▶ [Assignment] Leave out the images and return all the data word for word.

▶ [Input data]
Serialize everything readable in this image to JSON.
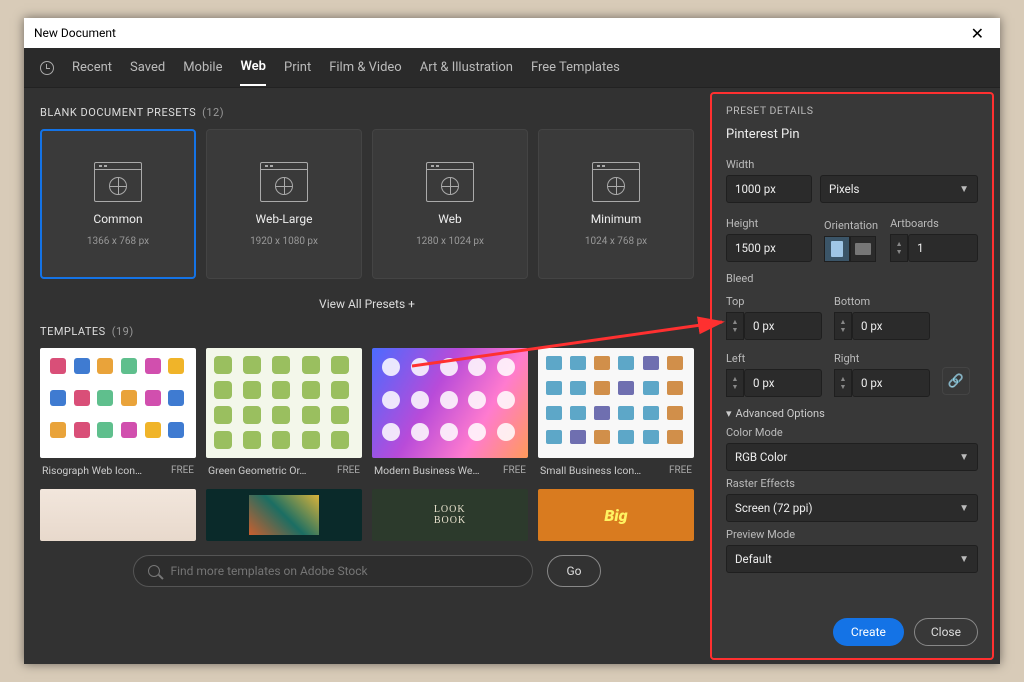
{
  "title": "New Document",
  "tabs": {
    "recent": "Recent",
    "saved": "Saved",
    "mobile": "Mobile",
    "web": "Web",
    "print": "Print",
    "film": "Film & Video",
    "art": "Art & Illustration",
    "free": "Free Templates"
  },
  "sections": {
    "presets_title": "BLANK DOCUMENT PRESETS",
    "presets_count": "(12)",
    "templates_title": "TEMPLATES",
    "templates_count": "(19)",
    "view_all": "View All Presets +"
  },
  "presets": [
    {
      "name": "Common",
      "dim": "1366 x 768 px"
    },
    {
      "name": "Web-Large",
      "dim": "1920 x 1080 px"
    },
    {
      "name": "Web",
      "dim": "1280 x 1024 px"
    },
    {
      "name": "Minimum",
      "dim": "1024 x 768 px"
    }
  ],
  "templates": [
    {
      "name": "Risograph Web Icon…",
      "price": "FREE"
    },
    {
      "name": "Green Geometric Or…",
      "price": "FREE"
    },
    {
      "name": "Modern Business We…",
      "price": "FREE"
    },
    {
      "name": "Small Business Icon…",
      "price": "FREE"
    }
  ],
  "search": {
    "placeholder": "Find more templates on Adobe Stock",
    "go": "Go"
  },
  "details": {
    "header": "PRESET DETAILS",
    "name": "Pinterest Pin",
    "width_label": "Width",
    "width_value": "1000 px",
    "units": "Pixels",
    "height_label": "Height",
    "height_value": "1500 px",
    "orientation_label": "Orientation",
    "artboards_label": "Artboards",
    "artboards_value": "1",
    "bleed_label": "Bleed",
    "top": "Top",
    "bottom": "Bottom",
    "left": "Left",
    "right": "Right",
    "bleed_val": "0 px",
    "advanced": "Advanced Options",
    "color_mode_label": "Color Mode",
    "color_mode": "RGB Color",
    "raster_label": "Raster Effects",
    "raster": "Screen (72 ppi)",
    "preview_label": "Preview Mode",
    "preview": "Default",
    "create": "Create",
    "close": "Close"
  }
}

▶ [The answer]
Serialize everything readable in this image to JSON.
{
  "title": "New Document",
  "tabs": {
    "recent": "Recent",
    "saved": "Saved",
    "mobile": "Mobile",
    "web": "Web",
    "print": "Print",
    "film": "Film & Video",
    "art": "Art & Illustration",
    "free": "Free Templates"
  },
  "sections": {
    "presets_title": "BLANK DOCUMENT PRESETS",
    "presets_count": "(12)",
    "templates_title": "TEMPLATES",
    "templates_count": "(19)",
    "view_all": "View All Presets +"
  },
  "presets": [
    {
      "name": "Common",
      "dim": "1366 x 768 px"
    },
    {
      "name": "Web-Large",
      "dim": "1920 x 1080 px"
    },
    {
      "name": "Web",
      "dim": "1280 x 1024 px"
    },
    {
      "name": "Minimum",
      "dim": "1024 x 768 px"
    }
  ],
  "templates": [
    {
      "name": "Risograph Web Icon…",
      "price": "FREE"
    },
    {
      "name": "Green Geometric Or…",
      "price": "FREE"
    },
    {
      "name": "Modern Business We…",
      "price": "FREE"
    },
    {
      "name": "Small Business Icon…",
      "price": "FREE"
    }
  ],
  "search": {
    "placeholder": "Find more templates on Adobe Stock",
    "go": "Go"
  },
  "details": {
    "header": "PRESET DETAILS",
    "name": "Pinterest Pin",
    "width_label": "Width",
    "width_value": "1000 px",
    "units": "Pixels",
    "height_label": "Height",
    "height_value": "1500 px",
    "orientation_label": "Orientation",
    "artboards_label": "Artboards",
    "artboards_value": "1",
    "bleed_label": "Bleed",
    "top": "Top",
    "bottom": "Bottom",
    "left": "Left",
    "right": "Right",
    "bleed_val": "0 px",
    "advanced": "Advanced Options",
    "color_mode_label": "Color Mode",
    "color_mode": "RGB Color",
    "raster_label": "Raster Effects",
    "raster": "Screen (72 ppi)",
    "preview_label": "Preview Mode",
    "preview": "Default",
    "create": "Create",
    "close": "Close"
  }
}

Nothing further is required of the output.